The Order of the Stick revolves around a group of adventures in their quest for gold, fame and a good time. Rich Burlew has obviously put a fair amount of time into role-playing games and the comic is heavily based off of them, to the point where the characters freely discuss things like experience points, putting points into various skill sets, and looking forward to the next random encounter.
This is one area that makes The Order of the Stick unique. The characters within the comic know very well that they are in a world controlled by random dice rolls and notations on paper somewhere beyond their control. They occasionally break the fourth wall in order to comment to the presumed watchers/controllers of their lives, but otherwise they continue to function as any normal person would.
They also freely use this knowledge of the world to their advantage, bypassing the laws of physics and time in order to get what they want done at a faster rate. For example, instead of waiting hours for nightfall to arrive so that they can rescue their companion, they do the following:

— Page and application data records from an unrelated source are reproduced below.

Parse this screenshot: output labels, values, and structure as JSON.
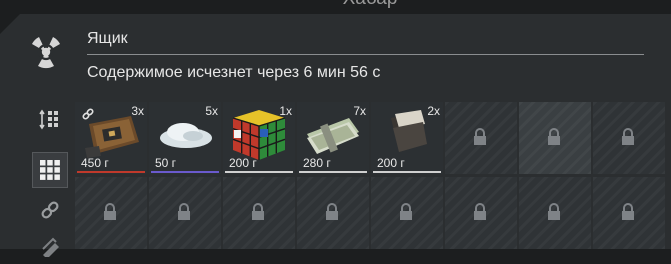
{
  "window": {
    "title": "Хабар"
  },
  "container": {
    "name": "Ящик",
    "expire_text": "Содержимое исчезнет через 6 мин 56 с",
    "icon": "radiation-hazard-icon"
  },
  "toolbar": {
    "buttons": [
      {
        "name": "sort-button",
        "icon": "sort-grid-icon"
      },
      {
        "name": "grid-view-button",
        "icon": "grid-icon",
        "active": true
      },
      {
        "name": "link-button",
        "icon": "link-icon"
      },
      {
        "name": "stack-button",
        "icon": "stack-icon"
      }
    ]
  },
  "items": [
    {
      "name": "electronics-board",
      "qty": "3x",
      "weight": "450 г",
      "underline_color": "#c0392b",
      "linked": true
    },
    {
      "name": "salt-pile",
      "qty": "5x",
      "weight": "50 г",
      "underline_color": "#6a5acd"
    },
    {
      "name": "rubiks-cube",
      "qty": "1x",
      "weight": "200 г",
      "underline_color": "#d8d8d8"
    },
    {
      "name": "money-bundle",
      "qty": "7x",
      "weight": "280 г",
      "underline_color": "#d8d8d8"
    },
    {
      "name": "wallet",
      "qty": "2x",
      "weight": "200 г",
      "underline_color": "#d8d8d8"
    }
  ],
  "locked_slot_icon": "lock-icon"
}
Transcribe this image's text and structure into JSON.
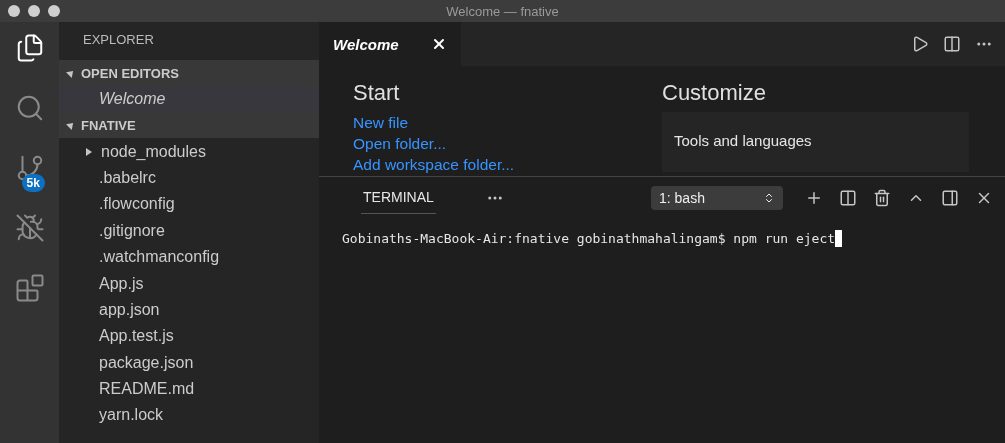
{
  "window": {
    "title": "Welcome — fnative"
  },
  "activity_bar": [
    {
      "kind": "files",
      "selected": true
    },
    {
      "kind": "search",
      "selected": false
    },
    {
      "kind": "source_control",
      "selected": false,
      "badge": "5k"
    },
    {
      "kind": "debug",
      "selected": false
    },
    {
      "kind": "extensions",
      "selected": false
    }
  ],
  "sidebar": {
    "title": "EXPLORER",
    "sections": [
      {
        "title": "OPEN EDITORS",
        "expanded": true,
        "items": [
          {
            "label": "Welcome",
            "kind": "editor",
            "selected": true
          }
        ]
      },
      {
        "title": "FNATIVE",
        "expanded": true,
        "items": [
          {
            "label": "node_modules",
            "kind": "folder",
            "expanded": false,
            "selected": false
          },
          {
            "label": ".babelrc",
            "kind": "file",
            "selected": false
          },
          {
            "label": ".flowconfig",
            "kind": "file",
            "selected": false
          },
          {
            "label": ".gitignore",
            "kind": "file",
            "selected": false
          },
          {
            "label": ".watchmanconfig",
            "kind": "file",
            "selected": false
          },
          {
            "label": "App.js",
            "kind": "file",
            "selected": false
          },
          {
            "label": "app.json",
            "kind": "file",
            "selected": false
          },
          {
            "label": "App.test.js",
            "kind": "file",
            "selected": false
          },
          {
            "label": "package.json",
            "kind": "file",
            "selected": false
          },
          {
            "label": "README.md",
            "kind": "file",
            "selected": false
          },
          {
            "label": "yarn.lock",
            "kind": "file",
            "selected": false
          }
        ]
      }
    ]
  },
  "tabs": [
    {
      "label": "Welcome",
      "selected": true
    }
  ],
  "editor_actions": [
    {
      "kind": "run"
    },
    {
      "kind": "split"
    },
    {
      "kind": "more"
    }
  ],
  "welcome": {
    "start_title": "Start",
    "links": [
      "New file",
      "Open folder...",
      "Add workspace folder..."
    ],
    "customize_title": "Customize",
    "card_title": "Tools and languages"
  },
  "panel": {
    "tabs": [
      {
        "label": "TERMINAL",
        "selected": true
      }
    ],
    "terminal_select": "1: bash",
    "actions": [
      {
        "kind": "add"
      },
      {
        "kind": "split"
      },
      {
        "kind": "trash"
      },
      {
        "kind": "maximize"
      },
      {
        "kind": "layout"
      },
      {
        "kind": "close"
      }
    ],
    "terminal_line": "Gobinaths-MacBook-Air:fnative gobinathmahalingam$ npm run eject"
  }
}
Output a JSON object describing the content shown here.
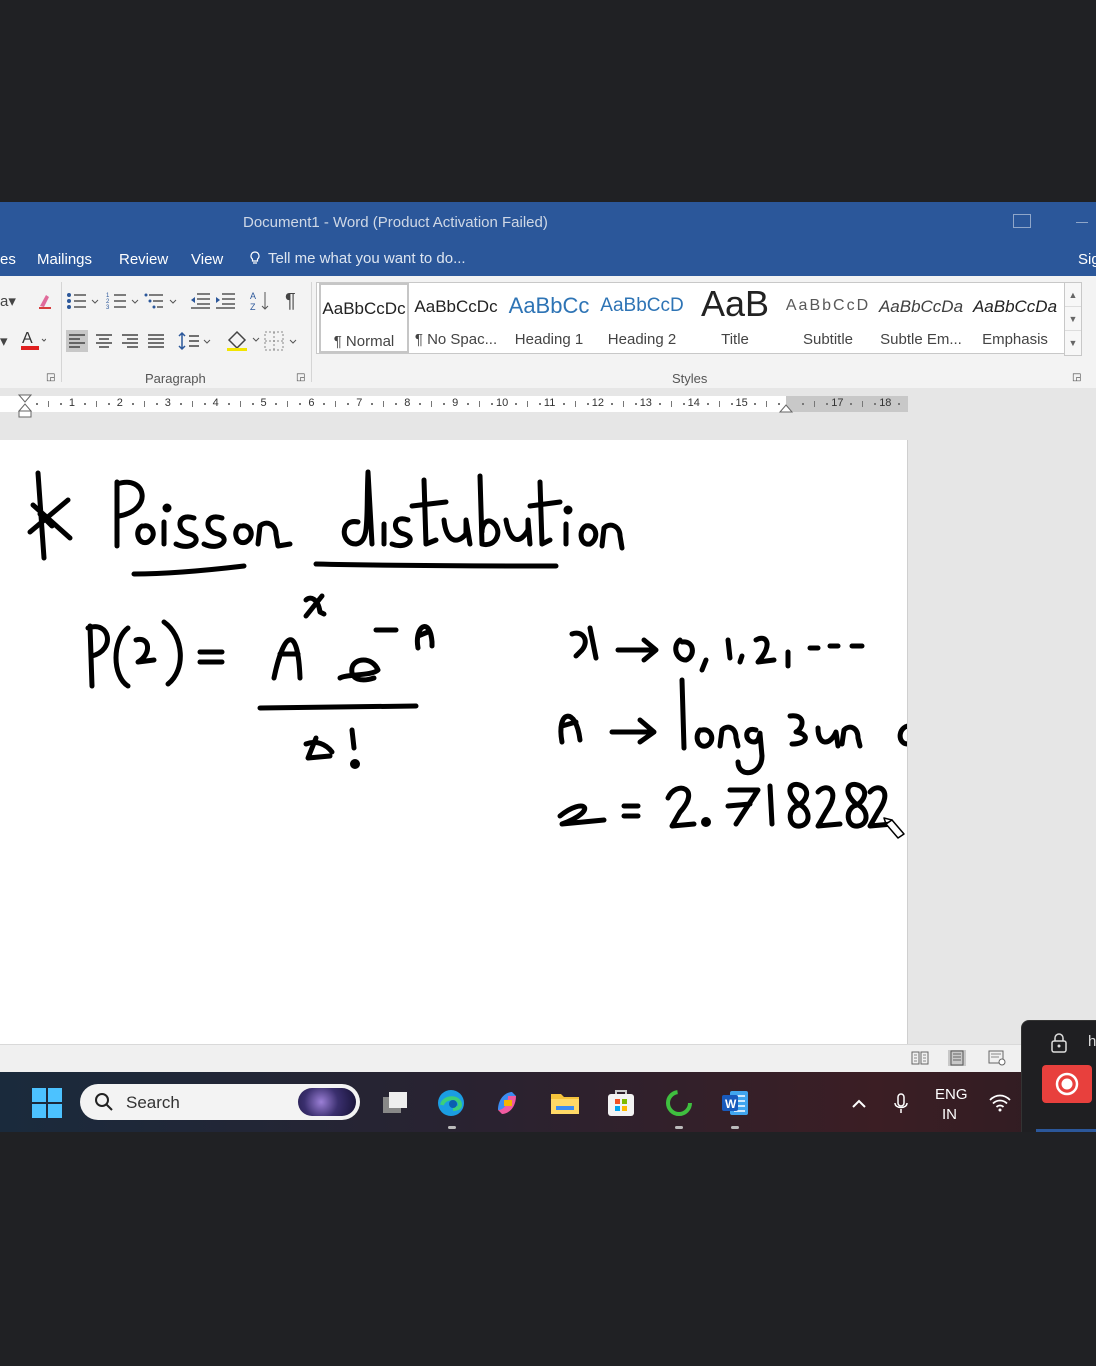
{
  "window": {
    "title": "Document1 - Word (Product Activation Failed)"
  },
  "tabs": {
    "partial_left": "es",
    "items": [
      "Mailings",
      "Review",
      "View"
    ],
    "tell_me": "Tell me what you want to do...",
    "sign_in": "Sig"
  },
  "ribbon": {
    "paragraph_label": "Paragraph",
    "styles_label": "Styles",
    "styles": [
      {
        "preview": "AaBbCcDc",
        "name": "¶ Normal",
        "selected": true
      },
      {
        "preview": "AaBbCcDc",
        "name": "¶ No Spac..."
      },
      {
        "preview": "AaBbCc",
        "name": "Heading 1"
      },
      {
        "preview": "AaBbCcD",
        "name": "Heading 2"
      },
      {
        "preview": "AaB",
        "name": "Title"
      },
      {
        "preview": "AaBbCcD",
        "name": "Subtitle"
      },
      {
        "preview": "AaBbCcDa",
        "name": "Subtle Em..."
      },
      {
        "preview": "AaBbCcDa",
        "name": "Emphasis"
      }
    ]
  },
  "ruler": {
    "numbers": [
      "1",
      "2",
      "3",
      "4",
      "5",
      "6",
      "7",
      "8",
      "9",
      "10",
      "11",
      "12",
      "13",
      "14",
      "15",
      "17",
      "18"
    ]
  },
  "document": {
    "handwriting": {
      "heading": "* Poisson distribution",
      "formula_lhs": "P(x) =",
      "formula_numerator": "λ^x e^-λ",
      "formula_denominator": "x!",
      "note_x": "x → 0, 1, 2, . . .",
      "note_lambda": "λ → long run average",
      "note_e": "e = 2.718282"
    }
  },
  "taskbar": {
    "search_label": "Search",
    "language": "ENG",
    "region": "IN"
  },
  "colors": {
    "word_blue": "#2b579a",
    "record_red": "#e8403d"
  }
}
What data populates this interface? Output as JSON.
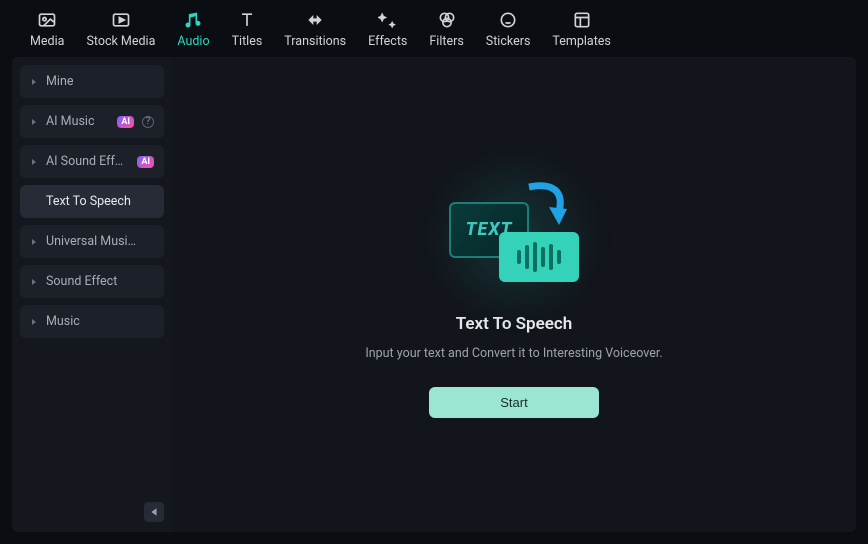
{
  "topTabs": [
    {
      "id": "media",
      "label": "Media",
      "active": false
    },
    {
      "id": "stock-media",
      "label": "Stock Media",
      "active": false
    },
    {
      "id": "audio",
      "label": "Audio",
      "active": true
    },
    {
      "id": "titles",
      "label": "Titles",
      "active": false
    },
    {
      "id": "transitions",
      "label": "Transitions",
      "active": false
    },
    {
      "id": "effects",
      "label": "Effects",
      "active": false
    },
    {
      "id": "filters",
      "label": "Filters",
      "active": false
    },
    {
      "id": "stickers",
      "label": "Stickers",
      "active": false
    },
    {
      "id": "templates",
      "label": "Templates",
      "active": false
    }
  ],
  "sidebar": {
    "items": [
      {
        "id": "mine",
        "label": "Mine",
        "active": false,
        "ai": false,
        "help": false
      },
      {
        "id": "ai-music",
        "label": "AI Music",
        "active": false,
        "ai": true,
        "help": true
      },
      {
        "id": "ai-sound-effect",
        "label": "AI Sound Effect",
        "active": false,
        "ai": true,
        "help": false
      },
      {
        "id": "text-to-speech",
        "label": "Text To Speech",
        "active": true,
        "ai": false,
        "help": false
      },
      {
        "id": "universal-music",
        "label": "Universal Musi…",
        "active": false,
        "ai": false,
        "help": false
      },
      {
        "id": "sound-effect",
        "label": "Sound Effect",
        "active": false,
        "ai": false,
        "help": false
      },
      {
        "id": "music",
        "label": "Music",
        "active": false,
        "ai": false,
        "help": false
      }
    ]
  },
  "content": {
    "illustration_text": "TEXT",
    "title": "Text To Speech",
    "subtitle": "Input your text and Convert it to Interesting Voiceover.",
    "start_label": "Start"
  },
  "badges": {
    "ai": "AI"
  }
}
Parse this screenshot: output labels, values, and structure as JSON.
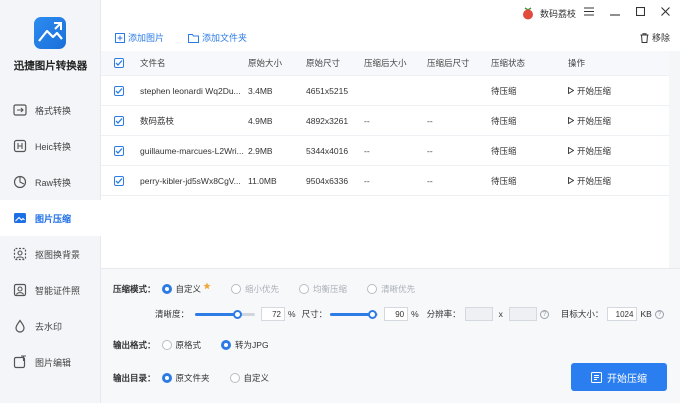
{
  "app": {
    "name": "迅捷图片转换器"
  },
  "sidebar": {
    "items": [
      {
        "label": "格式转换",
        "icon": "image-convert-icon",
        "active": false
      },
      {
        "label": "Heic转换",
        "icon": "heic-icon",
        "active": false
      },
      {
        "label": "Raw转换",
        "icon": "raw-camera-icon",
        "active": false
      },
      {
        "label": "图片压缩",
        "icon": "image-compress-icon",
        "active": true
      },
      {
        "label": "抠图换背景",
        "icon": "cutout-icon",
        "active": false
      },
      {
        "label": "智能证件照",
        "icon": "id-photo-icon",
        "active": false
      },
      {
        "label": "去水印",
        "icon": "watermark-remove-icon",
        "active": false
      },
      {
        "label": "图片编辑",
        "icon": "image-edit-icon",
        "active": false
      }
    ]
  },
  "titlebar": {
    "username": "数码荔枝"
  },
  "toolbar": {
    "add_image": "添加图片",
    "add_folder": "添加文件夹",
    "remove": "移除"
  },
  "table": {
    "headers": [
      "文件名",
      "原始大小",
      "原始尺寸",
      "压缩后大小",
      "压缩后尺寸",
      "压缩状态",
      "操作"
    ],
    "rows": [
      {
        "name": "stephen leonardi Wq2Du...",
        "size": "3.4MB",
        "dims": "4651x5215",
        "new_size": "",
        "new_dims": "",
        "status": "待压缩",
        "action": "开始压缩"
      },
      {
        "name": "数码荔枝",
        "size": "4.9MB",
        "dims": "4892x3261",
        "new_size": "--",
        "new_dims": "--",
        "status": "待压缩",
        "action": "开始压缩"
      },
      {
        "name": "guillaume-marcues-L2Wri...",
        "size": "2.9MB",
        "dims": "5344x4016",
        "new_size": "--",
        "new_dims": "--",
        "status": "待压缩",
        "action": "开始压缩"
      },
      {
        "name": "perry-kibler-jd5sWx8CgV...",
        "size": "11.0MB",
        "dims": "9504x6336",
        "new_size": "--",
        "new_dims": "--",
        "status": "待压缩",
        "action": "开始压缩"
      }
    ]
  },
  "settings": {
    "mode_label": "压缩模式：",
    "modes": [
      "自定义",
      "缩小优先",
      "均衡压缩",
      "清晰优先"
    ],
    "clarity_label": "清晰度：",
    "clarity_value": "72",
    "clarity_level": 0.72,
    "percent": "%",
    "size_label": "尺寸：",
    "size_value": "90",
    "size_level": 0.9,
    "resolution_label": "分辨率：",
    "x_sep": "x",
    "target_label": "目标大小：",
    "target_value": "1024",
    "target_unit": "KB",
    "output_format_label": "输出格式：",
    "formats": [
      "原格式",
      "转为JPG"
    ],
    "output_dir_label": "输出目录：",
    "dirs": [
      "原文件夹",
      "自定义"
    ],
    "start_button": "开始压缩",
    "qmark": "?"
  },
  "colors": {
    "accent": "#2b7ef0",
    "sidebar_bg": "#f3f5f8"
  }
}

Though the strip relies fairly heavily on the readerâ€™s knowledge of gaming and role-playing, it is generic enough that a casual reader will still understand the vast majority of what is being discussed in the comic. Humor also plays a large part, even during heavy storyline activity, making this a comic that both serial webcomic addicts and gag-a-day webcomic readers would enjoy.
The artwork found within The Order of the Stick is as unique as the comic itself. Though it is stick figure artwork, it is perhaps the most detailed stick figure artwork you can find anywhere on or offline. The characters have easily recognized and detailed emotions. Each character is distinct (which is often a big problem with stick figure comics) and the colors and details are very easy on the eye.
Donâ€™t be fooled into thinking that Burlew canâ€™t draw; it takes quite a talent to be able to make stick figures look this darn good. In his on-site FAQ, Burlew addresses the question of his artwork style as being what he felt fit the base and feel of the webcomic itself. Heâ€™s right; if one were to take the characters and plotline from The Order of the Stick and have the comic drawn in a highly detailed setting, it would not work nearly as well as it does now. The artwork enhances the plot and the characters nicely; changing it to something more complex would only hurt it.
The website also is very nicely designed and Burlew has a lot to offer within his easily-navigated site. The color combinations of his site are muted and quiet, and do not detract anything from the pages within (something a lot of places have difficulty with). A selection of his personal writing, his forums and store, and even a lengthy section for enhancing your own personal role-playing games can all be found within his site. This is a very nice addition, honestly; too many comics only provide the comic and give you nothing about its creator and his/her interests.
If you donâ€™t believe the words of a simple webcomic reviewer, in 2005 The Order of the Stick was nominated for two different categories in The Web Cartoonistâ€™s Choice Awards for Outstanding Comedic Comic and Outstanding Fantasy Comic, tying for the award for Outstanding Fantasy Comic with Inverloch.
If you wonâ€™t believe a single webcomic reviewer, perhaps youâ€™ll believe the gathered assembly of webcomic creators that all voted for The Order of the Stick. After all, one person might find something good that another hates, but could all those people all be wrong? Doubtful.
Matt 'netpoet' Summers lives with his wife and son in rustic eastern Virginia, and is the writer for Tales of the Traveling Gnome, a fantasy webcomic that updates biweekly.